That 1983 experience led to an eventual move to NYC, to work for the only jazz PR indie agency at the time, Peter Levinson Communications.
Two years later my first national position with MCA Impulse! Records happened.
It was right place, right time and leveraging opportunities.
You’ve been in the business for almost 40 years. How has the work of a jazz publicist changed in that time?
Typewriter, fax, bike messenger to computer, fed-ex and the internet.
Making the transition from the analog to digital world which we are still wrestling with.
You’ve worked with many of the biggest labels in jazz. Are there any specific strategies of ‘ways of working’ that these companies employ that independent musicians could (or should) be doing too?

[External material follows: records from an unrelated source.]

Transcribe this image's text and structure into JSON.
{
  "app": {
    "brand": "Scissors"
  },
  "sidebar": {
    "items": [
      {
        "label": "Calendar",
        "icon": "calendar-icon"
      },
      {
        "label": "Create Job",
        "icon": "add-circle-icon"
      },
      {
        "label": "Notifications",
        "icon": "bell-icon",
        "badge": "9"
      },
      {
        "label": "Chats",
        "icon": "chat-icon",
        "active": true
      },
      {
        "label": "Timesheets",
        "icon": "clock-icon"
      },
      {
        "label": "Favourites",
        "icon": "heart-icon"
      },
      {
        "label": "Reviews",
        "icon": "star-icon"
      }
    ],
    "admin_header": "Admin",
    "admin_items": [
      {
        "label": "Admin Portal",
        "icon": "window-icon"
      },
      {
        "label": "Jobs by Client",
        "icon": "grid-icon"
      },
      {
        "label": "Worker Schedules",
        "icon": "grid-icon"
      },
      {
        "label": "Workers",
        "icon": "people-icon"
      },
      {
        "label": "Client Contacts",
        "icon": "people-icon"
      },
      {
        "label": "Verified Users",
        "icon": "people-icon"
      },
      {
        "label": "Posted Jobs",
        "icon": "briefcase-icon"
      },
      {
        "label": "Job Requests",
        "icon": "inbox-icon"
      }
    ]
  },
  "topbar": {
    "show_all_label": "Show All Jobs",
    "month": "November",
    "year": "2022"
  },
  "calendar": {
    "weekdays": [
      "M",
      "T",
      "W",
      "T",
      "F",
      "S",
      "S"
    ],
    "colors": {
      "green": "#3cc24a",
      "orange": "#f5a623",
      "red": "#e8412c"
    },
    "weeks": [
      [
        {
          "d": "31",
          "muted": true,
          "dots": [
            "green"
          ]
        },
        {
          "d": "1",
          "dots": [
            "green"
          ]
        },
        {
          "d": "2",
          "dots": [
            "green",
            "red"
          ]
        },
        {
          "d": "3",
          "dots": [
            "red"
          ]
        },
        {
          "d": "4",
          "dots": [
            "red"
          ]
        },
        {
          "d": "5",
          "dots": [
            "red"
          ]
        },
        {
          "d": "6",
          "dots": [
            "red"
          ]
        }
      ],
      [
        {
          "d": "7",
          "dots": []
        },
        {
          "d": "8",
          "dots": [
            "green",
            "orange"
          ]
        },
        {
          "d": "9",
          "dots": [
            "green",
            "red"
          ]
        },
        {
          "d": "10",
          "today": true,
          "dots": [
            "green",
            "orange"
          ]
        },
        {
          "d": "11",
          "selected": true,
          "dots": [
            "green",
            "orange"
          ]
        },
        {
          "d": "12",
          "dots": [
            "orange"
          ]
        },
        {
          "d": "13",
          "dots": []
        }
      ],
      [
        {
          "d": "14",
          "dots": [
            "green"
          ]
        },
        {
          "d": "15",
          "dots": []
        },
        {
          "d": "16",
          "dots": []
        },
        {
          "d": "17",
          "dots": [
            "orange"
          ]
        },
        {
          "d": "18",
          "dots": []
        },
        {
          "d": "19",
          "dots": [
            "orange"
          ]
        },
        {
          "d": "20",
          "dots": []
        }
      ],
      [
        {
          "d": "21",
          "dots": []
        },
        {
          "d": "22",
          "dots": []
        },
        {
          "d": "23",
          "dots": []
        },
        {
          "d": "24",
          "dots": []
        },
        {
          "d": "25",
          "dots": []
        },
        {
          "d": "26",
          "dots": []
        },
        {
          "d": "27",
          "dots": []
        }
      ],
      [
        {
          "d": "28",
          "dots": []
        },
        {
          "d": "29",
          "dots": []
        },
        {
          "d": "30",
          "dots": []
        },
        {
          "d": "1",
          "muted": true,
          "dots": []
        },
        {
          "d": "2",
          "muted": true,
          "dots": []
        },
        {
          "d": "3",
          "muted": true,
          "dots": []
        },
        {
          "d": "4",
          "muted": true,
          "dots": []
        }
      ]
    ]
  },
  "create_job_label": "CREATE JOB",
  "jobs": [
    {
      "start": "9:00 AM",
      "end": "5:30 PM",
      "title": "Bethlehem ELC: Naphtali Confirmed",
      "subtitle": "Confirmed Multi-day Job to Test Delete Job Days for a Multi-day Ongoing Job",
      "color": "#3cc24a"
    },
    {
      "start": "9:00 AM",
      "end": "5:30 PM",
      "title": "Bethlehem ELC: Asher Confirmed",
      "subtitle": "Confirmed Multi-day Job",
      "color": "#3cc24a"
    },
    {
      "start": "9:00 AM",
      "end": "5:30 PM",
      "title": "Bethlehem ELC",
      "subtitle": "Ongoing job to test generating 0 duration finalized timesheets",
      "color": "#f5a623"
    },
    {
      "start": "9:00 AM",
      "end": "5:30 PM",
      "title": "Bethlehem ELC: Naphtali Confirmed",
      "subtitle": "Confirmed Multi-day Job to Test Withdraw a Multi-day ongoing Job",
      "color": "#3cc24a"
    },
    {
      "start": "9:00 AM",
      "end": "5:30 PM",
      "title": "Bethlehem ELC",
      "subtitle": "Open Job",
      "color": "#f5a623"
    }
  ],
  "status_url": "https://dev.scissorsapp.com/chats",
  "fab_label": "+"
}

Today there is not a significant advantage to being signed by a major label as it was 10-20-30 years back.
My suggestion is that if an artist is going to go in the DIY direction, he consult with an attorney on publishing, licensing and other business matters and then consult with a product manager to set up distribution and pull all of the various project components together.
From there the artist can build out marketing strategies depending on need and awareness (i.e.) radio promo, digital marketing, social media, pr.
What do you expect from an artist before and during a PR campaign?
To be notified at least six months in advance as a successful campaign cannot start without effective set up which typically begins 3 months prior to release.
If an artist reaches out to a publicist saying my record is coming out next week and the publicist is available I would be wary that the publicist is not booked.
If you were working as a manager for a new artist who was preparing to self-release new music, what would you be pushing them to focus on in terms of content?
Well I am not a personal manager, but I would stress to the artist that he compose original music so he can also control his/her own publishing.
Aside from great music, what influences your decision on which artists to work with?
Right, great music can’t get the job done on its own.
The artist also needs to have a compelling back story that will engage consumers beyond the music at hand.
Additionally if the artist already has an effective manager and/or agent who have realistic expectations all the better.
The US is, of course, a massive territory. What areas do you tend to focus on for new releases and what factors influence that?
That depends if the artist is going to tour.
Obviously, the trigger markets (NY, Bay Area, LA, Boston, Denver, Pacific Northwest, Chicago, D.C., Philly), where there are venues, media, radio and demographics to support the music.
Your company offers tour publicity. Can you share a tip for pushing awareness and sales in a city where the artist is not very well known?
With the demise of print media and daily papers and scant interest from local TV, social media becomes a key imperative in building a fan base from the ground up.
In terms of direct-to-fan marketing, what platforms do you see being most effective for jazz musicians at the moment?
An artist should be as socially relevant as possible with a goal of six figure fan engagement via FB which will trigger another level of analytics and opportunities.
Playlist connectivity via DSP’s (Spotify, Tidal, Apple, Qboz) is also key.
What’s the key to a long and successful career?
Having a support team on and off the bandstand is the best ingredient for longevity.
Also mentorship and passing it on, as I have been fortunate to have some superstar employees who have successfully made their way over the decades – Monifa Carson Brown, Sonia Croker, JR Rich, Sophie Darve, Matt Merewitz, Loretta Malta, Amy Miller, Jordy Freed, Matt Jurasek, Maureen McFadden and now Candelaria Alvarado.
Being referred to as the Art Blakey of jazz publicists is a nice touch.
Well I played drums for four years but could not hold Bu’s sticks. But I was a die-hard Pirates fan so we shared our love for a great jazz city. Did you know the Bucs were the first team to field an all black and hispanic starting lineup in 1969?
If it was not for my wife, Maria Echeverria Lucoff who helped me start my business at the kitchen table in late 1988 when MCA abruptly closed their jazz division, frankly I would not have the success and longevity in life I enjoy today.